I met a man at the dog park this week who very loudly told me three things about himself, in this order: He is Jewish, he is an atheist, and he is a doctor.
And then one more thing: he has no use for religion but believes in the Jewish golden rule. What he meant by the Jewish golden rule is a statement by Hillel, who is quoted in the Talmud as saying, “do not do unto others that which is hateful to you.”
I wasn’t sure why he was so anxious to tell me all this, and then realized that someone had told him that I’m a rabbi. Knowing that, he wanted to confront my beliefs. He wanted to prove that religion isn’t important. And he wanted to do it loudly and publicly.
But all he proved is that religion isn’t important to him.

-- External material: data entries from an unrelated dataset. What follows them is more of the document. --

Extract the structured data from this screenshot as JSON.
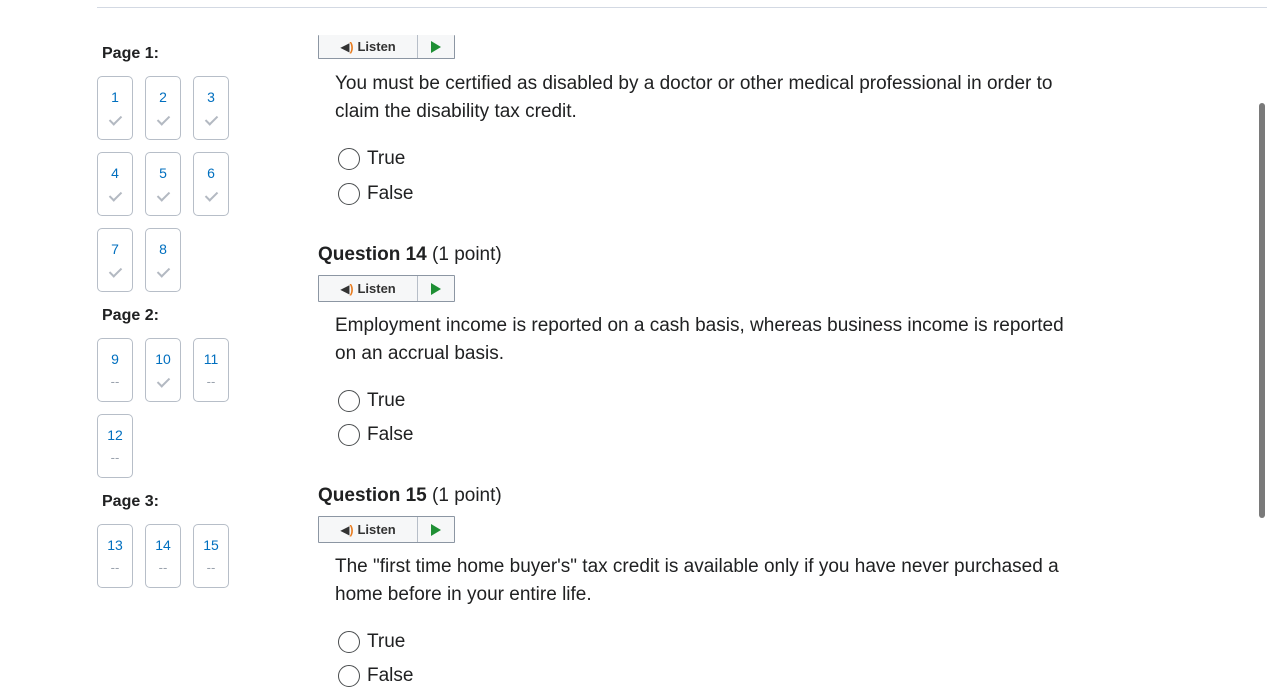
{
  "nav": {
    "pages": [
      {
        "label": "Page 1:",
        "questions": [
          {
            "num": "1",
            "status": "answered"
          },
          {
            "num": "2",
            "status": "answered"
          },
          {
            "num": "3",
            "status": "answered"
          },
          {
            "num": "4",
            "status": "answered"
          },
          {
            "num": "5",
            "status": "answered"
          },
          {
            "num": "6",
            "status": "answered"
          },
          {
            "num": "7",
            "status": "answered"
          },
          {
            "num": "8",
            "status": "answered"
          }
        ]
      },
      {
        "label": "Page 2:",
        "questions": [
          {
            "num": "9",
            "status": "unanswered"
          },
          {
            "num": "10",
            "status": "answered"
          },
          {
            "num": "11",
            "status": "unanswered"
          },
          {
            "num": "12",
            "status": "unanswered"
          }
        ]
      },
      {
        "label": "Page 3:",
        "questions": [
          {
            "num": "13",
            "status": "unanswered"
          },
          {
            "num": "14",
            "status": "unanswered"
          },
          {
            "num": "15",
            "status": "unanswered"
          }
        ]
      }
    ],
    "unanswered_mark": "--"
  },
  "listen_label": "Listen",
  "questions": [
    {
      "title": "",
      "points": "",
      "text": "You must be certified as disabled by a doctor or other medical professional in order to claim the disability tax credit.",
      "options": [
        "True",
        "False"
      ]
    },
    {
      "title": "Question 14",
      "points": "(1 point)",
      "text": "Employment income is reported on a cash basis, whereas business income is reported on an accrual basis.",
      "options": [
        "True",
        "False"
      ]
    },
    {
      "title": "Question 15",
      "points": "(1 point)",
      "text": "The \"first time home buyer's\" tax credit is available only if you have never purchased a home before in your entire life.",
      "options": [
        "True",
        "False"
      ]
    }
  ],
  "colors": {
    "link": "#006fbf",
    "play": "#1e8f34",
    "speaker_waves": "#e87b1e"
  }
}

He had found a way to create his own understanding of how to live without engaging with any religious practice or belief….but I think he forgot that the first thing he told me about himself was that he is Jewish.
He was struggling, and that’s why he wanted to talk to me, why he wanted me to admit to him that religion is about worshiping God, so he could tell me that there is no God. I disappointed him. But maybe he wasn’t disappointed, maybe I told him exactly what he wanted to hear, or at least what he needed to hear.
Because I said that for me, religion is much more than worship. Religion gives us a framework for living, a way to engage with ourselves, with others in the community, and with the Divine. It helps us find meaning in a world that can seem chaotic and confused. Religion is indeed about inaction – not doing that which is hateful to another. And it also is about action – doing good in the world, making the world a better place.
Unbeknownst to himself, in a very real way he was re-enacting the Talmudic tale about Hillel. In it, a prospective convert went to a rabbi named Shammai and asked that he teach him all of Judaism while standing on one foot. Shammai hit him with a stick and drove him away.
So the prospective convert went to Hillel and made the same request. Hillel replied: “That which is hateful unto you do not do to your neighbor. This is the whole of the Torah. The rest is commentary. Go forth and study.” According to the Talmud, the man took Hillel’s advice and went on to become a rabbi himself.
Hillel did much more than simply espouse a golden rule. He taught about inclusion and kindness, about the gifts that religion can give us. Shammai beat someone with a stick and embarrassed him, but Hillel did what was silly (stand on one foot) and boil all of Torah to one principle (a seeming absurdity) rather than embarrass his questioner.
My dog-owning Jewish-atheist-doctor wanted to challenge and perhaps even embarrass me. In that moment, by the grace of God, the warm sunlight, and the dog by my side, I was able to emulate Hillel and respond with kindness and inclusion.
As Rabbi David Markus said when I told him this story, “It turns out that the doctor’s “golden rule” example was spot on, though not for the reason he imagined.”
Religion gives us the tools to find meaning in every day activities, and elevate those simple acts – waking, eating, going to the dog park – by doing them with intentionality, with kindness and with humor. Our task is to treat each other with kindness and patience, to go forth and study, and use what we have learned to make the world a better place.